Data records
►

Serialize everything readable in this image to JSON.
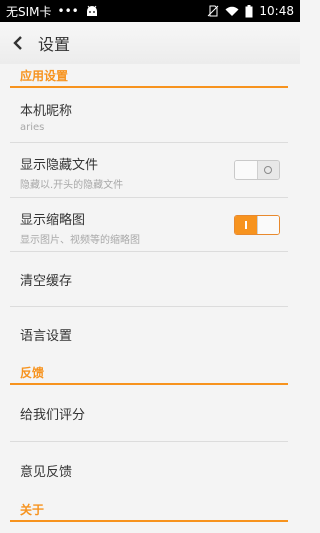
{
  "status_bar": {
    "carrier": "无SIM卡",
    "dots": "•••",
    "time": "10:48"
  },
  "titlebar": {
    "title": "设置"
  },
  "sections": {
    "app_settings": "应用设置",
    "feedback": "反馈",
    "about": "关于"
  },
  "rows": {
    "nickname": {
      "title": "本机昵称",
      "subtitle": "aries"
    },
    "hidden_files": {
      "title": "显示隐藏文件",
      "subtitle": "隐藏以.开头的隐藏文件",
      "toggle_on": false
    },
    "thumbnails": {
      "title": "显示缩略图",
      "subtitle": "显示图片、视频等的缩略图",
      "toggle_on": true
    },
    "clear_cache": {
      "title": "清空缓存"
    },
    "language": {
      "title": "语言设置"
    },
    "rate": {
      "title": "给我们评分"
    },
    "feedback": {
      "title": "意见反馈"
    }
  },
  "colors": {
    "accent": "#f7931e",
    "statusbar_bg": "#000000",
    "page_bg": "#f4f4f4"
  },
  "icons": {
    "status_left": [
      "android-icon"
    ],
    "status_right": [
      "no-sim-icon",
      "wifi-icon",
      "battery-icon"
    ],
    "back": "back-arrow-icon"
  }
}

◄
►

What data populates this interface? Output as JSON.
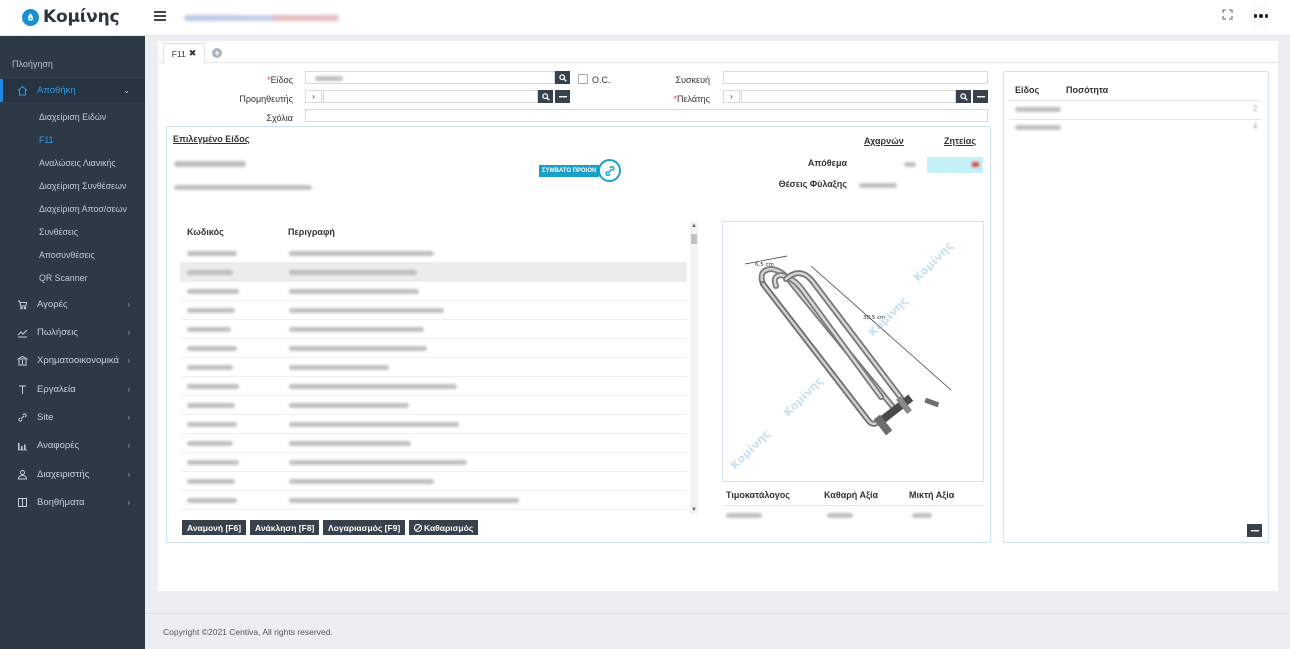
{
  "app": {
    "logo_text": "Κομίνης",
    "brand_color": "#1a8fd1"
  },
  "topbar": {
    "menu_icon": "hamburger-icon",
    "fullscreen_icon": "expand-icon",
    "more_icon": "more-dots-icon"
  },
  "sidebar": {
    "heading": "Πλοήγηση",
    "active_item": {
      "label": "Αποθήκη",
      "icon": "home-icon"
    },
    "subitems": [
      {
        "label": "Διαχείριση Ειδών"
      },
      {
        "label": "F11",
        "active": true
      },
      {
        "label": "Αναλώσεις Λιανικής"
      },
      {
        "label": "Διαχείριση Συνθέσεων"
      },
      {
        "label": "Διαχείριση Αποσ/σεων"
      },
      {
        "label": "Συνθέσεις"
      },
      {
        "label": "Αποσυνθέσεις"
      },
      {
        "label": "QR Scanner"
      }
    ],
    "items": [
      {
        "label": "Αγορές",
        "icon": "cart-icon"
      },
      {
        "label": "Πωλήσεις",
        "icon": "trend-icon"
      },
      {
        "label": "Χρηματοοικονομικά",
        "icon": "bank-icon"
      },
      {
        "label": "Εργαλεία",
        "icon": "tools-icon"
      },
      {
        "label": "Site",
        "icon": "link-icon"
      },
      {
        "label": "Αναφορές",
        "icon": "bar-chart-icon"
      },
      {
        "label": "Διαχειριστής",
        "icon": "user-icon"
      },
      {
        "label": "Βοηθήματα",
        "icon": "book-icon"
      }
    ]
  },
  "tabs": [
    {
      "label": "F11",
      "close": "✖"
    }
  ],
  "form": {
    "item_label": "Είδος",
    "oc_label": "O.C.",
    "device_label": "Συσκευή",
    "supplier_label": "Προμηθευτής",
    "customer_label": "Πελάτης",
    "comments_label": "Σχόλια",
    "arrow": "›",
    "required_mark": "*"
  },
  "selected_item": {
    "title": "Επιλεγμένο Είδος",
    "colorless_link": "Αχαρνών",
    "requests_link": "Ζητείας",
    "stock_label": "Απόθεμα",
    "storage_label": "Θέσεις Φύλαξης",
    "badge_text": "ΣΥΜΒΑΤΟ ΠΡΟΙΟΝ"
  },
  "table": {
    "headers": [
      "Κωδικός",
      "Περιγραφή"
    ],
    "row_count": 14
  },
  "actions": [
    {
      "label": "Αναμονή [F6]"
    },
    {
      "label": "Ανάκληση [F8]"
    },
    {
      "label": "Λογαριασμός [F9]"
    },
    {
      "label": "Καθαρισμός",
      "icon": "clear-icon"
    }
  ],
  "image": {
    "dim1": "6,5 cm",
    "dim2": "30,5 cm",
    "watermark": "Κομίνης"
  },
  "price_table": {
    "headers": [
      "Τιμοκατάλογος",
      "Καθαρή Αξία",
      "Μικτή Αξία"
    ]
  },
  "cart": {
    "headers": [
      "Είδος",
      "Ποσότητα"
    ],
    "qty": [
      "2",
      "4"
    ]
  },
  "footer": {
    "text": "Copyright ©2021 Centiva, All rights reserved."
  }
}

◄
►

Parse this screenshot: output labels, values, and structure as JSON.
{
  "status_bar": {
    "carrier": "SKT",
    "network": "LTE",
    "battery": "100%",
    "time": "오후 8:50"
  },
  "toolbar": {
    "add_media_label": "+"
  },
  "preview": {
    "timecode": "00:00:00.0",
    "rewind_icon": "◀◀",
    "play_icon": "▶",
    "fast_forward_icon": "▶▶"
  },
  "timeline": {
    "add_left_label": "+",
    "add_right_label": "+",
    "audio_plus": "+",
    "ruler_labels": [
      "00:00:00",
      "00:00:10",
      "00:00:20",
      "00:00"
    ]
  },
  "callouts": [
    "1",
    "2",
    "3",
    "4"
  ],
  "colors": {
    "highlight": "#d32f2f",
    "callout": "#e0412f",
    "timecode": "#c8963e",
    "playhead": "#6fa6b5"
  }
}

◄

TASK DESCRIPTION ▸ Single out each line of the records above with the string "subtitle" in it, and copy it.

WRITTEN SOLUTION ▸
      "subtitle": "aries"
      "subtitle": "隐藏以.开头的隐藏文件",
      "subtitle": "显示图片、视频等的缩略图",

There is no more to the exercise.